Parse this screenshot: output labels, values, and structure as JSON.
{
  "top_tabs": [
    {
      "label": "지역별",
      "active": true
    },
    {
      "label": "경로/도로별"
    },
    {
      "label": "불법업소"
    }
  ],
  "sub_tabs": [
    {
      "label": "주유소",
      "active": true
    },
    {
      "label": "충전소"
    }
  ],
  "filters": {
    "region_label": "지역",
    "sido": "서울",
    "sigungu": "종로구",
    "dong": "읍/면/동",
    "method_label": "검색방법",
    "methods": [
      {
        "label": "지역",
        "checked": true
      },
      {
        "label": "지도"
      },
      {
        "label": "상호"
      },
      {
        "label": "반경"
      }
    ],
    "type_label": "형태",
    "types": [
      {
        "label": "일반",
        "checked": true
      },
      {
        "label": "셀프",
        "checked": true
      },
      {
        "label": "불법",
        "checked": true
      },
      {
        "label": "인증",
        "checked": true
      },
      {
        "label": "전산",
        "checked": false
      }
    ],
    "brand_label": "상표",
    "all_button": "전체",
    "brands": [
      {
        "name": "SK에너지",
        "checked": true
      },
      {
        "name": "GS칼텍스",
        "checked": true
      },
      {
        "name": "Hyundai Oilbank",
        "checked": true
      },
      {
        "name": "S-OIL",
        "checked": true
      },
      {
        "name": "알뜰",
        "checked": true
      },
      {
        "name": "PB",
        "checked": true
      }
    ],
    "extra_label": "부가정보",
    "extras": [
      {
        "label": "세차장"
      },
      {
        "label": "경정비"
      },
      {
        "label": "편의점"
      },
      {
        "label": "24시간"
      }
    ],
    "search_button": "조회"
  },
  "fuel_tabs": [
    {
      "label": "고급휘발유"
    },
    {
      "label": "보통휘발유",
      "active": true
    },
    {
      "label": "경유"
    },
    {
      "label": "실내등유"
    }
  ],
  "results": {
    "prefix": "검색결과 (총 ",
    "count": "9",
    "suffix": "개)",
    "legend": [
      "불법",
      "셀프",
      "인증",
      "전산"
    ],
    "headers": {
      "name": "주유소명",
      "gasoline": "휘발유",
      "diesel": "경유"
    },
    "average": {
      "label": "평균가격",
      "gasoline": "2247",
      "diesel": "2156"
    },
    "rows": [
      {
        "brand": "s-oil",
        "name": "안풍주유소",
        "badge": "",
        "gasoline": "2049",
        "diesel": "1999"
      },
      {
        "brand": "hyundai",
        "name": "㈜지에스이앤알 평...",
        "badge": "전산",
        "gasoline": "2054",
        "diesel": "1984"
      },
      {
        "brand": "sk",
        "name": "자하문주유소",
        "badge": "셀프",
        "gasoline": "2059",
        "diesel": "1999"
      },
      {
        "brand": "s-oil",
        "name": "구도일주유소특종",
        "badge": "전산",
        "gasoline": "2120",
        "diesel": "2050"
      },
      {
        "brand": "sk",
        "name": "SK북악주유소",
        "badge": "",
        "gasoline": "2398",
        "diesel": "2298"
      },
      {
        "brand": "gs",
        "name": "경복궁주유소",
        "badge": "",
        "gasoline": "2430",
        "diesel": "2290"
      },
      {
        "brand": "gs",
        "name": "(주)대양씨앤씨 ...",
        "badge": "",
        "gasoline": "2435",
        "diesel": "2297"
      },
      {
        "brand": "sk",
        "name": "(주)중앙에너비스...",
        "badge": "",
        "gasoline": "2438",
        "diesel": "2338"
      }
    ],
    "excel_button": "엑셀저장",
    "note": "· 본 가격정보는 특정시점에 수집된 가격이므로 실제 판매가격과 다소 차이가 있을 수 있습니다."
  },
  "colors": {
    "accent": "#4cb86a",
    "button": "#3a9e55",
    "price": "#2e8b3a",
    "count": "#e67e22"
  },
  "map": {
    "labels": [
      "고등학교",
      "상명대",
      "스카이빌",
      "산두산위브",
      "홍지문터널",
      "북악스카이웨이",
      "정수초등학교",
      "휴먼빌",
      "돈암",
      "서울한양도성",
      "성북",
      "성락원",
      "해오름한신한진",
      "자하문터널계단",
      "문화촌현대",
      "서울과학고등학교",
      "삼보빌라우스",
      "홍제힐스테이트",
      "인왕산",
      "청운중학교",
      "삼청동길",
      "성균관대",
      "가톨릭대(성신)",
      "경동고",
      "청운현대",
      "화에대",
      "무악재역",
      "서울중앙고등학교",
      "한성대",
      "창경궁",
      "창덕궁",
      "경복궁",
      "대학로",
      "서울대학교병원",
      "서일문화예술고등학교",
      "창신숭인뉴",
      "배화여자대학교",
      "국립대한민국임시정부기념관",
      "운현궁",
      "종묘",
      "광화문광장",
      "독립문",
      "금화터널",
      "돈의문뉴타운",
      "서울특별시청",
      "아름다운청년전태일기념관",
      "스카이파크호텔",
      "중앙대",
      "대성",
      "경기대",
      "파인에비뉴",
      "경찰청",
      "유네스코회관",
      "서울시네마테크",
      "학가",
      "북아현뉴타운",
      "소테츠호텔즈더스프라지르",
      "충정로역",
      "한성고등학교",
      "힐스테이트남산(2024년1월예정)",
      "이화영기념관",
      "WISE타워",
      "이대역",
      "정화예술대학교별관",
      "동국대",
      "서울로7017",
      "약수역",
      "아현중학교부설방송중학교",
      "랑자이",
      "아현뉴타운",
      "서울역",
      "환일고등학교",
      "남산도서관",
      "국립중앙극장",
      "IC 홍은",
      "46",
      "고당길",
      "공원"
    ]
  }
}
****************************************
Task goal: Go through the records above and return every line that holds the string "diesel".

Task output:
      "diesel": "경유"
      "diesel": "2156"
        "diesel": "1999"
        "diesel": "1984"
        "diesel": "1999"
        "diesel": "2050"
        "diesel": "2298"
        "diesel": "2290"
        "diesel": "2297"
        "diesel": "2338"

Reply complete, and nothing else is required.